4. LOST ANTECEDENTS: We've endured the emptiness of machine references as inspiration to the design of towers. We must find more suitable metaphors and allegories for towers. In the flora and fauna, in the arts and crafts, in the pageantries and ceremonies, in the folk songs and performing arts. These are the rich mnemonic legacies we draw from for all our designs. They anchor the design in a deep resonant heritage of authenticity while marrying this legacy to the provocative prophecy of advances in technology/science/building arts.

5. STORY-TELLING RESTORATION OF THE STORY-TELLING QUALITY OF ARCHITECTURE: There must beconsiderations that throughout history architecture and cities were rich in their story-telling quality. The abstraction of modernism stripped the identity of a city and its buildings to empty episodes of geometry and engineering precision. While this may be appropriate for background architecture, it surely is not what is essential to a signature building on a city's skyline. Every city has a story to tell; the litany of its citizens is a proud heritage. And a tall building should honour this history as much as provide an inspiration for a city's future.
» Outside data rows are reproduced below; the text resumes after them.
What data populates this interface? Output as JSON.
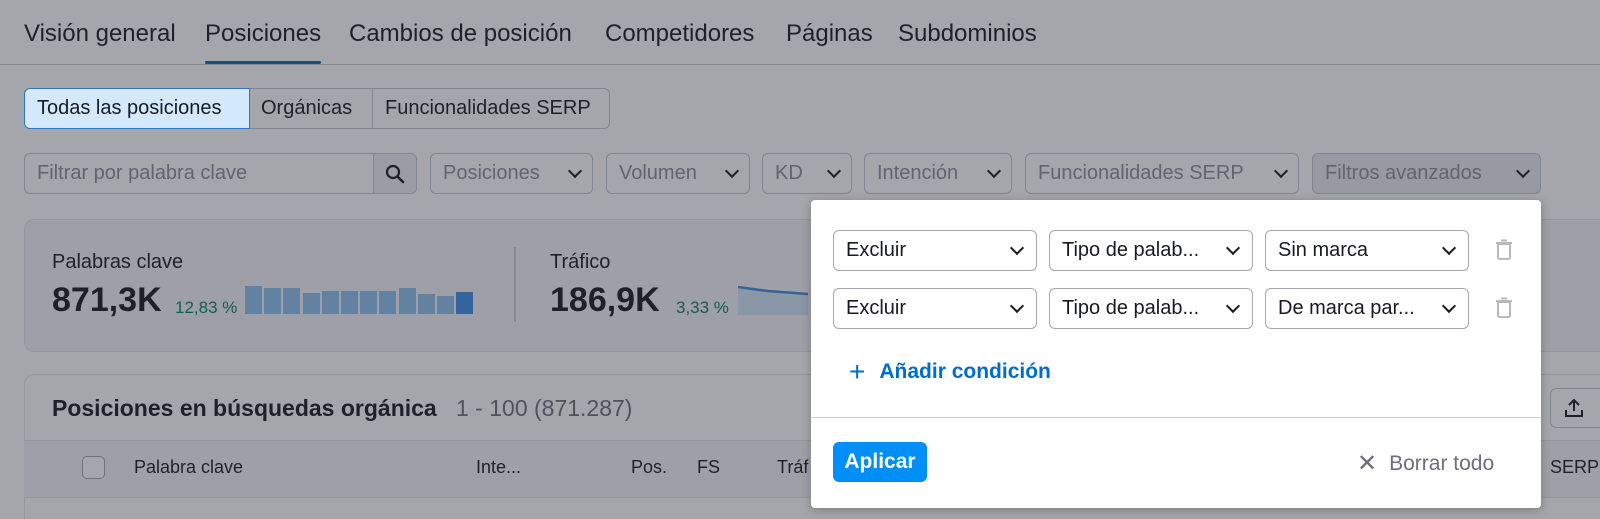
{
  "tabs": [
    {
      "label": "Visión general",
      "active": false
    },
    {
      "label": "Posiciones",
      "active": true
    },
    {
      "label": "Cambios de posición",
      "active": false
    },
    {
      "label": "Competidores",
      "active": false
    },
    {
      "label": "Páginas",
      "active": false
    },
    {
      "label": "Subdominios",
      "active": false
    }
  ],
  "segments": [
    {
      "label": "Todas las posiciones",
      "active": true
    },
    {
      "label": "Orgánicas",
      "active": false
    },
    {
      "label": "Funcionalidades SERP",
      "active": false
    }
  ],
  "filters": {
    "search_placeholder": "Filtrar por palabra clave",
    "dropdowns": [
      "Posiciones",
      "Volumen",
      "KD",
      "Intención",
      "Funcionalidades SERP",
      "Filtros avanzados"
    ]
  },
  "metrics": {
    "keywords": {
      "label": "Palabras clave",
      "value": "871,3K",
      "delta": "12,83 %"
    },
    "traffic": {
      "label": "Tráfico",
      "value": "186,9K",
      "delta": "3,33 %"
    },
    "keyword_trend": [
      0.95,
      0.9,
      0.88,
      0.72,
      0.78,
      0.8,
      0.78,
      0.8,
      0.88,
      0.68,
      0.62,
      0.75
    ]
  },
  "table": {
    "title": "Posiciones en búsquedas orgánica",
    "range": "1 - 100 (871.287)",
    "columns": [
      "Palabra clave",
      "Inte...",
      "Pos.",
      "FS",
      "Tráf",
      "SERP"
    ]
  },
  "advanced_filters": {
    "conditions": [
      {
        "mode": "Excluir",
        "field": "Tipo de palab...",
        "value": "Sin marca"
      },
      {
        "mode": "Excluir",
        "field": "Tipo de palab...",
        "value": "De marca par..."
      }
    ],
    "add_label": "Añadir condición",
    "apply_label": "Aplicar",
    "clear_label": "Borrar todo"
  },
  "colors": {
    "accent": "#006dca",
    "apply": "#008ff8",
    "positive": "#008852"
  }
}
6. INHABITED FACADES (MYSTIQUE OF VANTAGE POINTS): Architecture is a sculptural art. It comes to life as sculpture because we can inhabit it. Our facades always contain places where one can imagine standing proud of a facade, or in a special window, terrace, loggia, or balcony that becomes far more than just something that the tenant or occupant owns. For these sculpted facades become places where our imaginations find a home, too... for we all know the embrace of a building that has an exceptional quirk in a facade where the mind and heart wish to be while we are standing on the ground looking up at the tower.

7. CLOUD ACROPOLIS TOOTHPASTE-TUBE DESIGN: Gone are the boring, predictable designs that look as though they are wallpaper squeezed out of toothpaste tubes. A city deserves much more if it is to surrender its skyline to either a guest or intruder. And while the efficiency of paper-thin graphic moves may impress the asset manager, they cheat the citizenry, belie the intricacy of working or living in a tower, and offer precious little to the visitor, guest, or stranger who comes to a new town and sees in its distance something that they might find anywhere else in the world.

WE MUST BUILD AS IF WE ARE CONSTRUCTING ATOP A CLOUD ACROPOLIS: Temples for the gods becoming vantage points for the citizens of our cities for our time. No longer the dominion of High Priests with the sacred scrolls, we are children of the enlightenment where we determine our potential instead of having it prescribed by the church, monarchy, imperial rule, benevolent (and not so) despots, or corporations.

8. ARS SINE SCIENTIA NIHIL EST: ART WITHOUT SCIENCE IS NOTHING. Under no circumstances are we to forsake the responsibility of sustainable buildings, materials engineering, advances in structure and mechanical systems, nor the social sciences as part of the art of the tall building. Nor do we allow these engineering disciplines to hijack the artistry of the architecture. Art, and the Art of Architecture, can only excel when these two are in balance.

We have lost the pageantry of skylines

9. STARCATCHERS VS. SKYSCRAPERS: And we demand a new term for our Century. We call our towers 'star-catchers' that place the banality of the 20th-century commercial skyscraper in stark contrast to the artistry of a slender aspect ratio. There is poetry in form making, and reaching for the stars is as much about setting a new vision as celebrating a cosmopolitan city that embraces the diversity of people, faith, values, and the lifestyles that sustain the robust vitality of civic life.

10. TOO LOW THEY BUILD WHO BUILD BENEATH THE STARS: This quote from John Young's Night Thoughts is at the heart of all that we seek to achieve for a city: a gentle hope that our architecture will redeem the pageantry of great cities, restore the Civic Arts of Architecture as a symbol of a community's belief in its own future, and redress the emergence of new City-States with their own icons as emblems of their membership in the global community of the marketplace of ideas.



SKYLINE SILHOUETTE is the signature of a city...its civic genome.


© CivicArts LLP, 2011